New census data expected to highlight drop in uninsured
The U.S. Census Bureau will release its annual health insurance report this week, and it likely will mirror other studies and surveys that show that the number of uninsured Americans continues to drop.
The report will indicate how many people went without health coverage for 2014.
In 2013, 13.4% of the U.S. population, or 42 million people, had no health insurance, according to last year’s Census Bureau assessment. For the 271.4 million people who did have insurance, about two-thirds had private coverage through an employer or the individual market.
This week’s report will include the first full year of data from the Affordable Care Act’s exchanges, which have expanded healthcare coverage to about 10 million people. Millions more have gained insurance through the expansion of Medicaid.
The Centers for Disease Control and Prevention’s National Health Interview Survey from June showed the number of uninsured in 2014 totaled 36 million people, or 11.5% of the U.S. population. A Gallup-Healthways survey from April pegged the uninsured rate at 11.9% for the first quarter of 2015.

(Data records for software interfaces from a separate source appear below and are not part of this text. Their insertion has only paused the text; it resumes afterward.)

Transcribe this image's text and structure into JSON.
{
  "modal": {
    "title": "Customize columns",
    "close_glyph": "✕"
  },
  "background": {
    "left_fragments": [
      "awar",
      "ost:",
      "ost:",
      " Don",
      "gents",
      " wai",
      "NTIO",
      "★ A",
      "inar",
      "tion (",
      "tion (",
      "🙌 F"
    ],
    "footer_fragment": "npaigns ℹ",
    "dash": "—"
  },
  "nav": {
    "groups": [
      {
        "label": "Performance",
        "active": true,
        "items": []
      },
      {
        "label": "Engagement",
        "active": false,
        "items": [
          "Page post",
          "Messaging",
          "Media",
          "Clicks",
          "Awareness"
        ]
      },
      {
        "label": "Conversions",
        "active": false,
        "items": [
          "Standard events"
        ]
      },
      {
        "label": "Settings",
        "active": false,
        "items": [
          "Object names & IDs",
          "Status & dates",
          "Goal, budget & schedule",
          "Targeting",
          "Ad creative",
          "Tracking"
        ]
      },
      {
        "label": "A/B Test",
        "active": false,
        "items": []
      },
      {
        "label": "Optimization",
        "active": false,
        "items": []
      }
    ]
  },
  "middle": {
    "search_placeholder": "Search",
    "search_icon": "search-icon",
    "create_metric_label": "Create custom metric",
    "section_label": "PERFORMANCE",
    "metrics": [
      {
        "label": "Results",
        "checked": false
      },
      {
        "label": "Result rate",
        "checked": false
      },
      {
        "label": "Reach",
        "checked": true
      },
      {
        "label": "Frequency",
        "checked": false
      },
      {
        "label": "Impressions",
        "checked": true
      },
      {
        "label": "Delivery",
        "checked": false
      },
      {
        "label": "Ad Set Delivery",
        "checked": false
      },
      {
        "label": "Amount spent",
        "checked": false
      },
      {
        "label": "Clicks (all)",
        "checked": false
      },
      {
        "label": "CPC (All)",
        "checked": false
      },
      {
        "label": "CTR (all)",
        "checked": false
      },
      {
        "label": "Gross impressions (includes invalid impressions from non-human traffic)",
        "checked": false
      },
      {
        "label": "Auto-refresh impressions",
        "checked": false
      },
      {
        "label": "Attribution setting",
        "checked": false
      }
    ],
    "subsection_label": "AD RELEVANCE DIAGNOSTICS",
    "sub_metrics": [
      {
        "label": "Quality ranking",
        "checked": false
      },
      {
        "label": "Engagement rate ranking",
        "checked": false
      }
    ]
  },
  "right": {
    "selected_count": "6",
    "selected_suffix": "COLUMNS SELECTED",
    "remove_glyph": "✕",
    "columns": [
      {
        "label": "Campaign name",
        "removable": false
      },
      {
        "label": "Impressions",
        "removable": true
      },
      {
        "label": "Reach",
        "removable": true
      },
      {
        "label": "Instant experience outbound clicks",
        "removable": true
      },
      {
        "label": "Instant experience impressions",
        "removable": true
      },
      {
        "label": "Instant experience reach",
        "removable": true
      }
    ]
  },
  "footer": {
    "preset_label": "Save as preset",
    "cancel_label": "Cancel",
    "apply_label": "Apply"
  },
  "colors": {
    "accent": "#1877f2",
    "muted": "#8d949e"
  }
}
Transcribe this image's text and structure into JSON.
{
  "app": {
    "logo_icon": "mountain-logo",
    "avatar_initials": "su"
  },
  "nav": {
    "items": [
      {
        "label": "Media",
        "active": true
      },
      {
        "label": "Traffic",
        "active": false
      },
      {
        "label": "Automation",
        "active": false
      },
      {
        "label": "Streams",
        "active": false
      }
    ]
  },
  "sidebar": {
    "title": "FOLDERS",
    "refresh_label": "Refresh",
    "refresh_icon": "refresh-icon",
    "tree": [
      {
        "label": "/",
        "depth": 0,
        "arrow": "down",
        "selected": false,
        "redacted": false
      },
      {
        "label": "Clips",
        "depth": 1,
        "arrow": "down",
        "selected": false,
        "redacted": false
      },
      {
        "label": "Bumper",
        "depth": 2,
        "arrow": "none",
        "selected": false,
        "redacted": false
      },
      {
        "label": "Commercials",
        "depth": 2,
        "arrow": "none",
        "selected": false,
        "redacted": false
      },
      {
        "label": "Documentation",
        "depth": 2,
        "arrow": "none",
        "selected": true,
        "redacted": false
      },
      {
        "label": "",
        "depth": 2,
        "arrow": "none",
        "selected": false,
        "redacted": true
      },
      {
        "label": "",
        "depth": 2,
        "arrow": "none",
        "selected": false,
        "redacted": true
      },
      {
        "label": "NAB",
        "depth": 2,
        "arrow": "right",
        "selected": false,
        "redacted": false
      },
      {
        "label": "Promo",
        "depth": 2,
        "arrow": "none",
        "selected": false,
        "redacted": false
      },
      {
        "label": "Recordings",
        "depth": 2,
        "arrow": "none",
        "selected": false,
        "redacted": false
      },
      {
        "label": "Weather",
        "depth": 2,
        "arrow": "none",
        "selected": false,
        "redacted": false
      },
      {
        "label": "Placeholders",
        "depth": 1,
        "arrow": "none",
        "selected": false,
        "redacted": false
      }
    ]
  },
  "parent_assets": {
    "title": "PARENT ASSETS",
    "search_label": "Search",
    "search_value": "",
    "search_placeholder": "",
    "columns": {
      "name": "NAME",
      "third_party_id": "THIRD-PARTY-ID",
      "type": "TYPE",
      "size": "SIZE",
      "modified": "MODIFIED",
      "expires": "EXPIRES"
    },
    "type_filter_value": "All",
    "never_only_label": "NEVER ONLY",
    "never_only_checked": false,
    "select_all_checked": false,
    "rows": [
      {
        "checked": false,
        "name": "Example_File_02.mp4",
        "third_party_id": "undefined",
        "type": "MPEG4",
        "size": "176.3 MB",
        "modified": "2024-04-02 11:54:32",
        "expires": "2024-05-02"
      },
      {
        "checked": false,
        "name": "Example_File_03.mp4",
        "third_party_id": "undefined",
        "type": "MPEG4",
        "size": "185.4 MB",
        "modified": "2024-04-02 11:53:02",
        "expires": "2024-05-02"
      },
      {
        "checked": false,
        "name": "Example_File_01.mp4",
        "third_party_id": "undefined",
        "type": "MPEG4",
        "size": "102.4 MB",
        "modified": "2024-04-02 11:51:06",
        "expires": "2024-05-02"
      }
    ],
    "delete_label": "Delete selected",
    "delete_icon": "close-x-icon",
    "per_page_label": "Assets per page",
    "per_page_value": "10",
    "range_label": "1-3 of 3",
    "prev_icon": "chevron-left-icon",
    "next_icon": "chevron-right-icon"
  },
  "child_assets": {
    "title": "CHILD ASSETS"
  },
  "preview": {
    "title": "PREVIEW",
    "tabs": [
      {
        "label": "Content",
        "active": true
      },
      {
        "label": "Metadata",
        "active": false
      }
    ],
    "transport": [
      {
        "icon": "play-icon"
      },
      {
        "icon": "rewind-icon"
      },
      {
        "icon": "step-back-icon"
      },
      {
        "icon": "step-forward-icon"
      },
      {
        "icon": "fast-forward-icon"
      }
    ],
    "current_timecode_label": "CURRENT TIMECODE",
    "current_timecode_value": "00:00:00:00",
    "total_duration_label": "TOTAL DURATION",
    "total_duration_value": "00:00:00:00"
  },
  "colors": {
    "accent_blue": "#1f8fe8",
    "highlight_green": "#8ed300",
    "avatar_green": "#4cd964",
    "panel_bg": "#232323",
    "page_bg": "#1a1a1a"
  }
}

However, undocumented immigrants are still not eligible to receive premium subsidies, preventing them from buying coverage on the exchanges and leaving many uninsured. And while health plans now offer first-dollar coverage for many preventive screenings, more consumers are being directed toward high-deductible plans and narrow networks that require more out-of-pocket spending. Many experts have said this simply turns the uninsured into the underinsured.